1.24
Psilocybe cyanofibrillosa.jpg
Psilocybe cyanofibrillosa
0.21
0.04
n/a
0.25+
Psilocybe hoogshagenii 177685.jpg
Psilocybe hoogshagenii
0.60
0.10
n/a
0.70+
Psilocybe liniformans
0.16
n/a
0.005
0.17+
Mushroom-IMG 4742.JPG
Psilocybe semilanceata
0.98%
0.02%
0.36%
1.36%
Psilocybe stuntzii.jpg
Psilocybe stuntzii
0.36
0.12
0.02
0.5
Psilocybe.tampanensis.two.jpg
Psilocybe tampanensis
0.68
0.32
n/a
1.00+
Psilocybe weilii 4.jpg
Psilocybe weilii
0.61
0.27
0.05
0.93

The concentration of active psilocybin mushroom compounds varies not only from species to species, but also from mushroom to mushroom inside a given species, subspecies or variety. The same holds true even for different parts of the same mushroom. In the species Psilocybe samuiensis Guzmán, Bandala and Allen, the dried cap of the mushroom contains the most psilocybin at about 0.23%–0.90%.[35] The mycelia contain about 0.24%–0.32%.[35]

Legality

Psilocybin and psilocin are listed as Schedule I drugs under the United Nations 1971 Convention on Psychotropic Substances.[36] Schedule I drugs are deemed to have a high potential for abuse and are not recognized for medical use. However, psilocybin mushrooms are not covered by UN drug treaties.

From a letter, dated Sept 13, 2001, from Herbert Schaepe, Secretary of the UN International Narcotics Control Board, to the Dutch Ministry of Health:[37]

As you are aware, mushrooms containing the above substances are collected and used for their hallucinogenic effects. As a matter of international law, no plants (natural material) containing psilocine and psilocybin are at present controlled under the Convention on Psychotropic Substances of 1971. Consequently, preparations made of these plants are not under international control and, therefore, not subject of the articles of the 1971 Convention.
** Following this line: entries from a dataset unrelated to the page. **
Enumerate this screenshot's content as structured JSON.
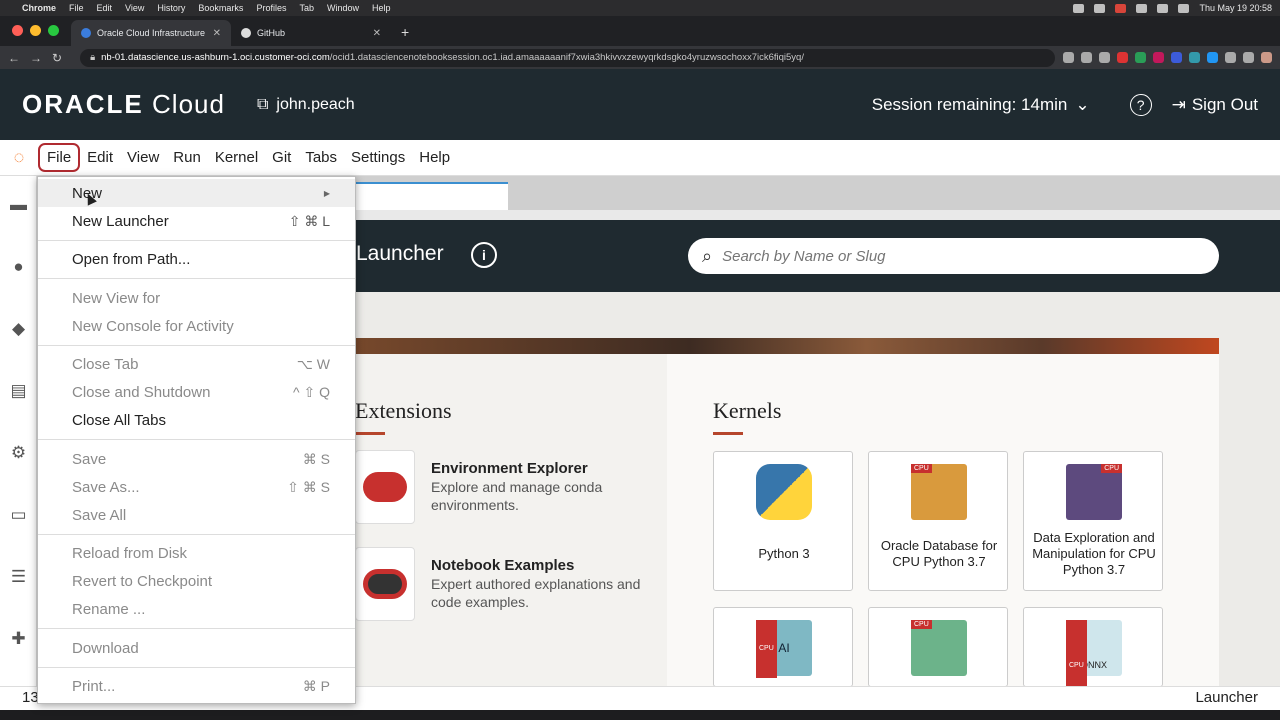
{
  "mac_menubar": {
    "app": "Chrome",
    "menus": [
      "File",
      "Edit",
      "View",
      "History",
      "Bookmarks",
      "Profiles",
      "Tab",
      "Window",
      "Help"
    ],
    "clock": "Thu May 19  20:58"
  },
  "browser": {
    "tabs": [
      {
        "title": "Oracle Cloud Infrastructure"
      },
      {
        "title": "GitHub"
      }
    ],
    "url_host": "nb-01.datascience.us-ashburn-1.oci.customer-oci.com",
    "url_path": "/ocid1.datasciencenotebooksession.oc1.iad.amaaaaaanif7xwia3hkivvxzewyqrkdsgko4yruzwsochoxx7ick6fiqi5yq/"
  },
  "oci_header": {
    "brand_bold": "ORACLE",
    "brand_light": "Cloud",
    "user": "john.peach",
    "session": "Session remaining: 14min",
    "sign_out": "Sign Out"
  },
  "jupyter_menu": [
    "File",
    "Edit",
    "View",
    "Run",
    "Kernel",
    "Git",
    "Tabs",
    "Settings",
    "Help"
  ],
  "launcher": {
    "title": "Launcher",
    "search_placeholder": "Search by Name or Slug",
    "extensions_title": "Extensions",
    "extensions": [
      {
        "name": "Environment Explorer",
        "desc": "Explore and manage conda environments."
      },
      {
        "name": "Notebook Examples",
        "desc": "Expert authored explanations and code examples."
      }
    ],
    "kernels_title": "Kernels",
    "kernels": [
      {
        "label": "Python 3"
      },
      {
        "label": "Oracle Database for CPU Python 3.7"
      },
      {
        "label": "Data Exploration and Manipulation for CPU Python 3.7"
      }
    ],
    "badge": "CPU",
    "onnx": "ONNX",
    "ai": "AI"
  },
  "file_menu": {
    "items": [
      {
        "label": "New",
        "shortcut": "",
        "disabled": false,
        "submenu": true
      },
      {
        "label": "New Launcher",
        "shortcut": "⇧ ⌘ L",
        "disabled": false
      },
      {
        "label": "Open from Path...",
        "shortcut": "",
        "disabled": false
      },
      {
        "label": "New View for",
        "shortcut": "",
        "disabled": true
      },
      {
        "label": "New Console for Activity",
        "shortcut": "",
        "disabled": true
      },
      {
        "label": "Close Tab",
        "shortcut": "⌥ W",
        "disabled": true
      },
      {
        "label": "Close and Shutdown",
        "shortcut": "^ ⇧ Q",
        "disabled": true
      },
      {
        "label": "Close All Tabs",
        "shortcut": "",
        "disabled": false
      },
      {
        "label": "Save",
        "shortcut": "⌘ S",
        "disabled": true
      },
      {
        "label": "Save As...",
        "shortcut": "⇧ ⌘ S",
        "disabled": true
      },
      {
        "label": "Save All",
        "shortcut": "",
        "disabled": true
      },
      {
        "label": "Reload from Disk",
        "shortcut": "",
        "disabled": true
      },
      {
        "label": "Revert to Checkpoint",
        "shortcut": "",
        "disabled": true
      },
      {
        "label": "Rename ...",
        "shortcut": "",
        "disabled": true
      },
      {
        "label": "Download",
        "shortcut": "",
        "disabled": true
      },
      {
        "label": "Print...",
        "shortcut": "⌘ P",
        "disabled": true
      }
    ]
  },
  "statusbar": {
    "left": "13",
    "right": "Launcher"
  },
  "colors": {
    "oracle_dark": "#1f2a30",
    "accent_red": "#b02a30",
    "jupyter_orange": "#f37726"
  }
}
It should be noted, however, that criminal cases are decided with reference to domestic law, which may otherwise provide for controls over mushrooms containing psilocine and psilocybin. As the Board can only speak as to the contours of the international drug conventions, I am unable to provide an opinion on the litigation in question.

Psilocybin mushrooms are regulated or prohibited in many countries, often carrying severe legal penalties (for example, the U.S. Psychotropic Substances Act, the UK Misuse of Drugs Act 1971 and Drugs Act 2005, and the Canadian Controlled Drugs and Substances Act).

Magic mushrooms in their fresh form still remain legal in some countries including Spain, Austria, and Canada. On November 29, 2008, The Netherlands announced it would ban the cultivation and use of psilocybin-containing fungi beginning December 1, 2008.[38] The UK ban on fresh mushrooms (dried ones were illegal as they were considered a psilocybin-containing preparation) introduced in 2005 came under much criticism, but was rushed through at the end of the 2001-2005 Parliament; until then magic mushrooms had been sold in the UK.

New Mexico appeals court ruled on June 14, 2005, that growing psilocybin mushrooms for personal consumption could not be considered “manufacturing a controlled substance” under state law. However it still remains illegal under federal law.[39][40]

Written on February 12th, 2012 , Botany, Mycology Tags:

Leave a Reply

Your email address will not be published. Required fields are marked *

Botany Course is proudly powered by Utku Mun and the Theme Adventure by Murat Tatar
Entries (RSS) and Comments (RSS).

Text Back Links Exchanges Text Back Link Exchange
Botany Course

Copy Protected by Chetan's WP-Copyprotect.